- Build partner ecosystem
- Just like Voltron, combining powers can lead to awesomeness.
The offerings of two companies can be united to create one valuable offering in the eyes of the customer.
Example — Smart Cities: As streetlights and infrastructure pieces are installed, other vendors will be able to add their point-solutions to the mix. However, it goes without saying (even if its printed here), the key to success is both parties receiving a portion of the earnings or the final combo boosting each other’s sales accordingly.
- Sticky products and brand loyalty
- You can deepen a customer relationship by adding the ability to access or control unconnected things customers deal with every day.
- Provide a compelling reason to use your standard product more frequently.
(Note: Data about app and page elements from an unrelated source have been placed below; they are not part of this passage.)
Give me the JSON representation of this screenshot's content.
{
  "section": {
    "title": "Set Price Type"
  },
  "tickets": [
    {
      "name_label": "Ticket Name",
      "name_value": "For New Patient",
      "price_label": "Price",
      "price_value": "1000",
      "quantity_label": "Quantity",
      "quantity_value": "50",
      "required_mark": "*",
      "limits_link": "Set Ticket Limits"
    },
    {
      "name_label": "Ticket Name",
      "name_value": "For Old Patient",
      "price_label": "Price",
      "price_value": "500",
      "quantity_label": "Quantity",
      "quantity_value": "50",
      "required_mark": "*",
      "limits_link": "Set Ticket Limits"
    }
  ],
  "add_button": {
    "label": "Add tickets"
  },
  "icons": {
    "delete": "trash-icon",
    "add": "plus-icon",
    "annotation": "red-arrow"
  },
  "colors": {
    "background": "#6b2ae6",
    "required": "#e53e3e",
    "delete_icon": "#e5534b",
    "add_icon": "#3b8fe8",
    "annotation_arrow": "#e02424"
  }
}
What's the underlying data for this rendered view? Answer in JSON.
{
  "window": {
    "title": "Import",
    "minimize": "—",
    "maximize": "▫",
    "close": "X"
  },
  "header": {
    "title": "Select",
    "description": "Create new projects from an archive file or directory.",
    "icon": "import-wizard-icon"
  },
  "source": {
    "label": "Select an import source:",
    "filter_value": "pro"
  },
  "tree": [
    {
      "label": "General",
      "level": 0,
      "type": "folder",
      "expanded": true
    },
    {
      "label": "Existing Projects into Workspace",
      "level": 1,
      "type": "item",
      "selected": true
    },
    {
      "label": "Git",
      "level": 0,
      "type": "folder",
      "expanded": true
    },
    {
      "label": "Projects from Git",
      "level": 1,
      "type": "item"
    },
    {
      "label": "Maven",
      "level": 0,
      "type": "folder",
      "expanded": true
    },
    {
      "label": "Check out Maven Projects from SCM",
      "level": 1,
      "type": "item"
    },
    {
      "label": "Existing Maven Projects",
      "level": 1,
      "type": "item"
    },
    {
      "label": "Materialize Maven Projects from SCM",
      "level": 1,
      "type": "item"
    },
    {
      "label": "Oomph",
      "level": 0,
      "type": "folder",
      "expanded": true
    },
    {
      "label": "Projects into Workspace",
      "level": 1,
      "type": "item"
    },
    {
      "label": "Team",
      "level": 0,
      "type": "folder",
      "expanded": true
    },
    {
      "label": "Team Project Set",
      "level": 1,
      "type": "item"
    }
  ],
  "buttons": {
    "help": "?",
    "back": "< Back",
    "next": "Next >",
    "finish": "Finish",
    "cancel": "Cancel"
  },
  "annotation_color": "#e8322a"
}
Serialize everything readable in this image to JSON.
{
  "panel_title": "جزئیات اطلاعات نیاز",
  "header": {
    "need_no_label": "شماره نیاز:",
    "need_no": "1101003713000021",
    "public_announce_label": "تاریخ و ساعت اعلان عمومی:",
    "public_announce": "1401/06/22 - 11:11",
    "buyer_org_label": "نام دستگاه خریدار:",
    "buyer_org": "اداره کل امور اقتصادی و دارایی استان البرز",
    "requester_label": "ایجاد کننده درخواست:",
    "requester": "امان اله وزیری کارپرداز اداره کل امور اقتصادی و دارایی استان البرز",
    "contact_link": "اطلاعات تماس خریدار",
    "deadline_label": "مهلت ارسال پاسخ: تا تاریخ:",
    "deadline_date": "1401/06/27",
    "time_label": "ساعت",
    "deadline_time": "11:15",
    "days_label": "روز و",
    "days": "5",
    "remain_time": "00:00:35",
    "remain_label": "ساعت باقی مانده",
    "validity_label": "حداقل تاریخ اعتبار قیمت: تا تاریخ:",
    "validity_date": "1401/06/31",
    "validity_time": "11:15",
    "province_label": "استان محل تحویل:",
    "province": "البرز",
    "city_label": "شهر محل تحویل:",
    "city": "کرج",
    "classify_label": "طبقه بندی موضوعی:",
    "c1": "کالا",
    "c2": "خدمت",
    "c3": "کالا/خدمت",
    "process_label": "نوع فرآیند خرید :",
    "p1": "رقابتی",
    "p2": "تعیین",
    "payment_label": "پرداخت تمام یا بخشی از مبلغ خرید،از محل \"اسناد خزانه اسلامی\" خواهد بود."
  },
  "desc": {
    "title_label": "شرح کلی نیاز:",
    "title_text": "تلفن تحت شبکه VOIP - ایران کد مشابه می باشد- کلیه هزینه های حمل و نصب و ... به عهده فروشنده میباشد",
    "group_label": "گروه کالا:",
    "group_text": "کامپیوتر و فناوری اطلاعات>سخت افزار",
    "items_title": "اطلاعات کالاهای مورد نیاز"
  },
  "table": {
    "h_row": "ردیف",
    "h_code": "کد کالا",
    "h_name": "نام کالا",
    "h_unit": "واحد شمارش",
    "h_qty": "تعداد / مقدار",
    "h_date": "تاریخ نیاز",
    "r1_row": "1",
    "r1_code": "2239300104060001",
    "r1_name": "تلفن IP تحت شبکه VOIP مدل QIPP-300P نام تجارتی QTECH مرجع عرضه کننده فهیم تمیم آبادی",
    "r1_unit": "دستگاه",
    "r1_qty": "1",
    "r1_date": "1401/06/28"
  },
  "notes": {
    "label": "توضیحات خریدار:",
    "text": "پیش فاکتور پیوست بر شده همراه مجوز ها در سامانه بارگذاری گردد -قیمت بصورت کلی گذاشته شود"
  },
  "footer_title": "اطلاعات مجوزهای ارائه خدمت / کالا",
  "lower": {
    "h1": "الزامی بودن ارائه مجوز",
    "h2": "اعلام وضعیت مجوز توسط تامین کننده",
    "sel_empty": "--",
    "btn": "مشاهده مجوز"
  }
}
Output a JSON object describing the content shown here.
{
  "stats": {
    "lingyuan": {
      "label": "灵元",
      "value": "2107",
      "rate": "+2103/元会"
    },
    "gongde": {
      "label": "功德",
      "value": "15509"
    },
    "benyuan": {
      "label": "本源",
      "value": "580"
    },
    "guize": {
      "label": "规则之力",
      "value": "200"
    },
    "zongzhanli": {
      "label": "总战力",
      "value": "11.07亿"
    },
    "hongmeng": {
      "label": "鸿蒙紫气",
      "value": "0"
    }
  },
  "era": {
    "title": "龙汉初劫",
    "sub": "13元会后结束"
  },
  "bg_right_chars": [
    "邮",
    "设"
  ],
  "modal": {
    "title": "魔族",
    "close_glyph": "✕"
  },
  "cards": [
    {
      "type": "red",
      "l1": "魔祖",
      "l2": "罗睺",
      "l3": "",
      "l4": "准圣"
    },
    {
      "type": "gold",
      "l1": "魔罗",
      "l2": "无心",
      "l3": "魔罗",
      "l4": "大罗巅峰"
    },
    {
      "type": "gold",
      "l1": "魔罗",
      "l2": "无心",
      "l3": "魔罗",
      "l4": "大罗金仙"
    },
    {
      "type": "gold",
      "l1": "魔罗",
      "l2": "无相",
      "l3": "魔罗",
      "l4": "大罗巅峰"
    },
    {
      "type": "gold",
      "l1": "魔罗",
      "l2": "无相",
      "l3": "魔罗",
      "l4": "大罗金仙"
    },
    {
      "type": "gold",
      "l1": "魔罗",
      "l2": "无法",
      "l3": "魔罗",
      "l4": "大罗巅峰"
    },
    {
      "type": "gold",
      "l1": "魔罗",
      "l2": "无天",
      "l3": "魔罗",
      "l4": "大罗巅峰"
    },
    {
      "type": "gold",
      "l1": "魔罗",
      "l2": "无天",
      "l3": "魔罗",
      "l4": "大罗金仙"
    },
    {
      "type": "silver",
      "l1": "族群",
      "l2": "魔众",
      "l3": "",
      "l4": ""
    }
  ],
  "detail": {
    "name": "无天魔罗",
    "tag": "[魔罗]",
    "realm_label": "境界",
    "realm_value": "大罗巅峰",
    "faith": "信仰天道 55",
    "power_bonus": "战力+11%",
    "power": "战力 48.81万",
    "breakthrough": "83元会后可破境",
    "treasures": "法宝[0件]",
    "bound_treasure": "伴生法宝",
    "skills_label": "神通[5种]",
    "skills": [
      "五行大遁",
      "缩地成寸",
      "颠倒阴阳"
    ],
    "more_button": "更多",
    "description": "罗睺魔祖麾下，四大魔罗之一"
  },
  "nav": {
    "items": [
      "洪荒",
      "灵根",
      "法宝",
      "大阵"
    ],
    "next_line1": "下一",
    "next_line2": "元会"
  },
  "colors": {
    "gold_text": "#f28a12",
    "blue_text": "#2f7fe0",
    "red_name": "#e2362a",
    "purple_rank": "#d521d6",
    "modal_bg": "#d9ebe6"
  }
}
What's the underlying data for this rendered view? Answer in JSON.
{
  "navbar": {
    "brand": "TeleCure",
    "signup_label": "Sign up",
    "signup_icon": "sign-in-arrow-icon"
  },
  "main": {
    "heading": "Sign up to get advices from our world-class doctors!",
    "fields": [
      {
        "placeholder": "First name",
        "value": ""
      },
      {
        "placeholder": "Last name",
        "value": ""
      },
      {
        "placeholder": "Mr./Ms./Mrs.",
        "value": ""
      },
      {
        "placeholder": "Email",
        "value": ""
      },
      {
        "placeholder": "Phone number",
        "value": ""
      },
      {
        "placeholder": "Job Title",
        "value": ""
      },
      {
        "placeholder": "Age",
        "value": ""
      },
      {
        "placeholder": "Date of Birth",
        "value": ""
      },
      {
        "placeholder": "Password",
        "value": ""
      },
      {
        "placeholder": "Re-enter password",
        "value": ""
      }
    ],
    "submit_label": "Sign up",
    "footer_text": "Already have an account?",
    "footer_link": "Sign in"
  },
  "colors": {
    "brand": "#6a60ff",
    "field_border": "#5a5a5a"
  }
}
- Example: Selling an equipment monitoring device and service when you own the repair company (this can be a big scale too).
- Utilizing the data to expand existing business models
- For you as the product maker:
- Know thine customer! It gives a great advantage to know how to access markets and how to provide impactful marketing.
- The data can give insight into developing the next generation along with accessory/complementary products and services.
- For partners:
- 3rd party partners might find a different use for the data you collect.
- For you as the product maker:
- Don’t overlook controlling things, too
- IoT is not just about data collection. There can be a lot of value in having IoT devices take actions as well. This can happen in node-to-node, GW-to-node or Cloud-to-node. The concept of distributed intelligence in action.
In a nutshell: Just ‘cause you can, doesn’t mean you should. Take care to implement the things that bring real value to you and the customer. And don’t just think about monitoring things; the value might be in what that data allows you to control (for example, feedback from one sensor to shut down another machine). Bottom line, the initiative (product and/or service) doesn’t have to be revolutionary to make a big difference and thus make money.
What about security?
While it might initially seem like it doesn’t mesh with the other topics we’ve discussed, security is one very big reason the IoT has not been as quickly adopted as first expected. Even large corporations are trying to figure out what connecting their “things” to the internet can mean with regards to exposing both data and their devices to malicious intent. IoT solution providers cannot ignore this. Products and services must have a great security story if they are going to be successful, and this story must be baked-in, not just an afterthought. It can be used as a selling point as customers are using this more and more as an upfront decision maker.
In a nutshell: Do not forget to factor security as an integrated piece of an offering as this can really impact adoption rates. Use a strong story as a selling point, but ignore it and risk getting passed over.
The IoT has certainly added complexity to the process of creating useful and successful solutions in a newly forming marketspace. But, the new capabilities it provides have excited the innovation imagination of product makers. Through some helpful collaboration and a focus on providing valuable things, there will be a number of revolutionary changes to how we interact with the day-to-day world around us.
The author Sr. Product Marketing Manager, Synapse Wireless. He has over 15 years’ experience in the design and production of networking equipment, with the last seven being concentrated solely on the Internet of Things. Starting out as a hardware and software design engineer for the telecom industry, Jonathan joined Synapse Wireless in 2008 and contributed to the development of the first generation of what would later become the SNAP IoT platform for Things.
Currently, he serves as a Senior Product Marketing Manager, driving customer innovation by communicating the value of the SNAP Things Platform to the market and shaping its direction moving forward. Jonathan is the inventor of a patented networking software related to traffic prioritization and graduated first in his class from Mississippi State University with a degree in Electrical Engineering.